I-93

I-93 car count per day

272,535 [4]

Percent that are commuters

50%

Total

136,268

Passengers per car

1.25 [5]

Total

170,334

Delay in hours per person per day

1

Total delay hours per day

170,334

Total work-days of closure

4

Total hours of delay

681336

Lost output per hour

$30.68

Total loss of productivity

$20,903,388

 

North Station (NS)

Number of Commuters at NS per day

25,000 [6]

Percent effected by convention

50%

Total

12,500

Delay in hours per person per day

1.5

Total delay hours per day

18,750

Total work-days of closure

5

Total hours of delay

93,750

Lost output per hour

$30.68

Total loss of productivity-North Station

$2,876,250

Total loss of productivity-I-93

$20,903,388

Total loss  of productivity

$23,779,638

[1] The economic impact differs from new spending for two reasons:  (1) Not every dollar of new spending sticks to the local economy.  (2) For every dollar that does stick, there is a multiplier effect, leading to further economic benefits.

[2] The Sail Boston 2004 spending was based on a spending estimate derived by the Boston Redevelopment Authority (BRA) for Sail Boston 2000 in June 2000.  The value added figure associated with the U.S. gymnastics event was obtained from the Greater Boston Convention and Visitors Bureau.  The spending by industry for both was based on the spending pattern in the BRA report.

[3] Table 2 contains the details of these calculations.

[4] Massachusetts Highway Department, "Route Traffic Volume Counting List"; Internet; available at http://www.state.ma.us/mhd/trafficc/traffic.htm: accessed on 8 April 2004.

[5] David Schrank and Tim Lomax, 2003 Annual Urban Mobility Report, Texas Transportation Institute, (2003); Appendix B,  p. 23; Internet; Available at http://tti.tamu.edu/product/catalog/reports/mobility_report_2003.pdf; Accessed on 08 April 2004.
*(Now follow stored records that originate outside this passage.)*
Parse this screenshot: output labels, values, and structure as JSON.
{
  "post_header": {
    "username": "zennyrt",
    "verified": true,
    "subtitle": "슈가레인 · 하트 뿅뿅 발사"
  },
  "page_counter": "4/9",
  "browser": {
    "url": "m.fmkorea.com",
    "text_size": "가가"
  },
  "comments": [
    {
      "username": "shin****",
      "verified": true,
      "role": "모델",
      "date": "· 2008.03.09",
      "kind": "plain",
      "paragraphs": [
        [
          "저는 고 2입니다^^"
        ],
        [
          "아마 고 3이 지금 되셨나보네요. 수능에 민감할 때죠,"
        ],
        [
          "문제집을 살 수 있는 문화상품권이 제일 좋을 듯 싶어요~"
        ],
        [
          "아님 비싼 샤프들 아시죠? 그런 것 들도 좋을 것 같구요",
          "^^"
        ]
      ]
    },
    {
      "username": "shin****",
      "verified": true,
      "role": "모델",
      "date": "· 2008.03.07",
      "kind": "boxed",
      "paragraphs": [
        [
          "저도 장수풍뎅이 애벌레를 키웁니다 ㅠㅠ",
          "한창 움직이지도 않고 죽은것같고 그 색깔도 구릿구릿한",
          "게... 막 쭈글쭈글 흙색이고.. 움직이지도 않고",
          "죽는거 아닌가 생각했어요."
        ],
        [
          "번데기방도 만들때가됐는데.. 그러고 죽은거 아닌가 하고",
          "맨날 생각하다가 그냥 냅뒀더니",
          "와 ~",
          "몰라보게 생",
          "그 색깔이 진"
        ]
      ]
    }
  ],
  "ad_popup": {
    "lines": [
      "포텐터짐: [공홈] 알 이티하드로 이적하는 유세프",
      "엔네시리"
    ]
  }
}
[6] Raphael Lewis, "North Station may shut for the Parley," Boston.com (03 March 2004); Internet; available at    http://www.boston.com/news/local/massachusetts/articles/2004/03/03/north_station_may_shut_for_parley/;

accessed on 08 April 2004.